The outing was a win-win for everybody concerned.
Harrison, a utility infielder, Sanchez, a catcher, and Watson, a left-handed relief pitcher, enjoyed coming back to Altoona, where they all played Class Double-A baseball with the Curve.
"Any time that you can come back and give back, it's good,'' said Harrison, a key member of the Curve's 2010 Eastern League championship team who has played several infield and outfield positions during his time with the Pirates. "You never know whose day it can make.''
One of the veterans on hand to greet the Pirates entourage Thursday morning was longtime Van Zandt Center resident Jack Weaver, 88, of Saxton, who fought in World War II.
"I watch all their games [on TV]. I'm a big fan,'' Weaver said. "I'm glad they came here, and I hope they come back again.''
Sanchez, who got his feet wet with the Pirates in 2013 by appearing in 22 games, and batting .233 with two home runs and five RBIs, was also glad to be back in Altoona.
"When you're here to touch the lives of people at the Veterans Medical Center, you're here for the right reasons,'' he said. "Any time you have the opportunity to come out into the community for the right reasons, you've got to take advantage of it.''
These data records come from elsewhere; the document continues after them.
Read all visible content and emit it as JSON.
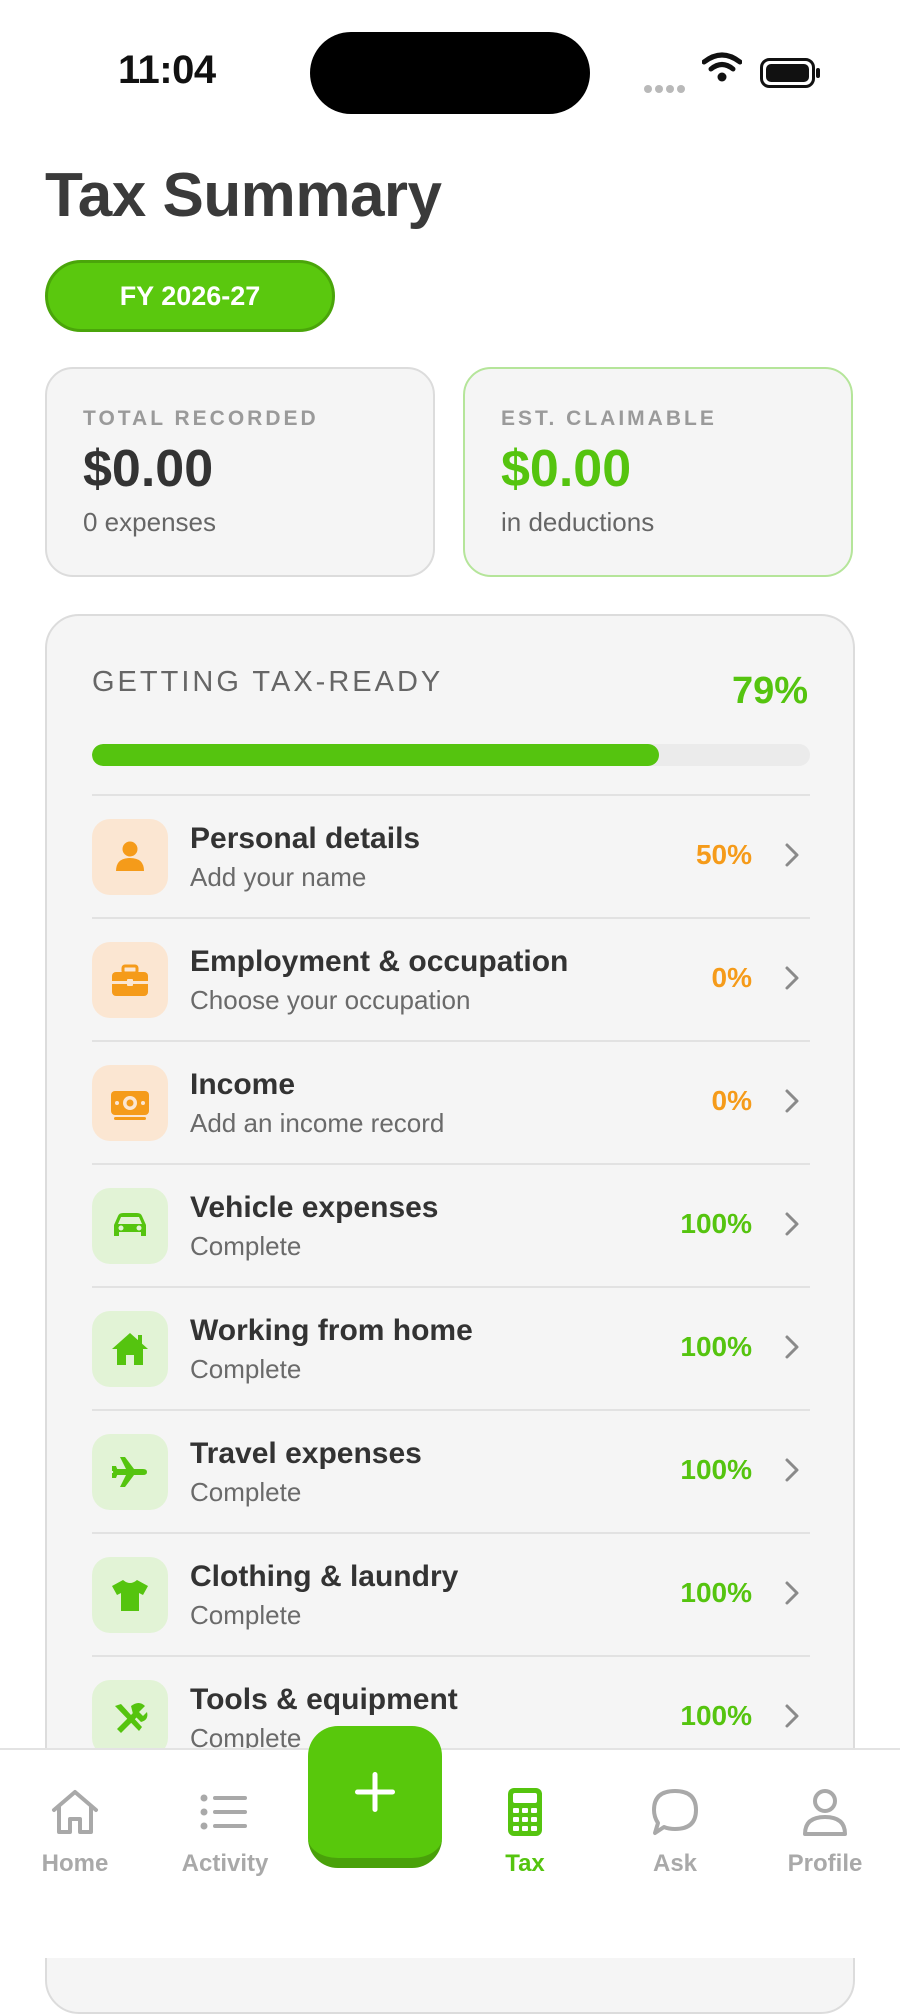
{
  "status_bar": {
    "time": "11:04"
  },
  "header": {
    "title": "Tax Summary",
    "fy_badge": "FY 2026-27"
  },
  "summary": {
    "total_recorded": {
      "label": "TOTAL RECORDED",
      "value": "$0.00",
      "sub": "0 expenses"
    },
    "est_claimable": {
      "label": "EST. CLAIMABLE",
      "value": "$0.00",
      "sub": "in deductions"
    }
  },
  "tax_ready": {
    "title": "GETTING TAX-READY",
    "percent_label": "79%",
    "progress": 0.79,
    "items": [
      {
        "title": "Personal details",
        "subtitle": "Add your name",
        "percent": "50%",
        "icon": "person-icon",
        "tone": "orange"
      },
      {
        "title": "Employment & occupation",
        "subtitle": "Choose your occupation",
        "percent": "0%",
        "icon": "briefcase-icon",
        "tone": "orange"
      },
      {
        "title": "Income",
        "subtitle": "Add an income record",
        "percent": "0%",
        "icon": "money-icon",
        "tone": "orange"
      },
      {
        "title": "Vehicle expenses",
        "subtitle": "Complete",
        "percent": "100%",
        "icon": "car-icon",
        "tone": "green"
      },
      {
        "title": "Working from home",
        "subtitle": "Complete",
        "percent": "100%",
        "icon": "home-icon",
        "tone": "green"
      },
      {
        "title": "Travel expenses",
        "subtitle": "Complete",
        "percent": "100%",
        "icon": "airplane-icon",
        "tone": "green"
      },
      {
        "title": "Clothing & laundry",
        "subtitle": "Complete",
        "percent": "100%",
        "icon": "shirt-icon",
        "tone": "green"
      },
      {
        "title": "Tools & equipment",
        "subtitle": "Complete",
        "percent": "100%",
        "icon": "tools-icon",
        "tone": "green"
      }
    ]
  },
  "tab_bar": {
    "tabs": [
      {
        "label": "Home",
        "icon": "home-icon"
      },
      {
        "label": "Activity",
        "icon": "list-icon"
      },
      {
        "label": "Tax",
        "icon": "calculator-icon",
        "active": true
      },
      {
        "label": "Ask",
        "icon": "chat-bubble-icon"
      },
      {
        "label": "Profile",
        "icon": "person-icon"
      }
    ],
    "fab_icon": "plus-icon"
  },
  "colors": {
    "accent_green": "#55c40f",
    "warning_orange": "#f59b1a",
    "text_dark": "#333333"
  }
}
Watson, a big part of the Pirates' stellar bullpen this past season, agreed.
"The guys here have been through a lot,'' he said. "Some have done a lot of rehab, some are battling illnesses, and for us to come around here near the holidays and put a smile on their faces is what matters most,'' Watson said.
Andrea Young, the Van Zandt Medical Center's Public Affairs Officer, said that the Pirates stepped forward to make the visit.
"The Pirates came to us and said that they really wanted to come here and visit,'' she said. "It's such a generous thing that the Pirates are doing. A lot of the veterans here watch the games, and to meet the players is such a treat for them.''
Brown said that Pirates president Frank Coonelly came up with the idea of the community CARE-a-van - sponsored by Highmark - as an alternative to the team's annual autograph-signing sessions at shopping centers and sporting goods stores.
"Pirates Charities has become so big that we want to use that philanthropic arm and continue to grow it,'' Brown said. "PirateFest [which is set for this Saturday and Sunday at the David L. Lawrence Convention Center in Pittsburgh] can still accommodate the fans who want autographs, but the emphasis of these trips is community outreach. It's a week of giving.''
And the Pirates' giving has been well-received.
"This area has definitely embraced us,'' said Chaz Kellem, the Pirates' Manager of Diversity Initiatives, who was on hand to coordinate Thursday's event. "We're honored that these organizations are welcoming us to their places of business.''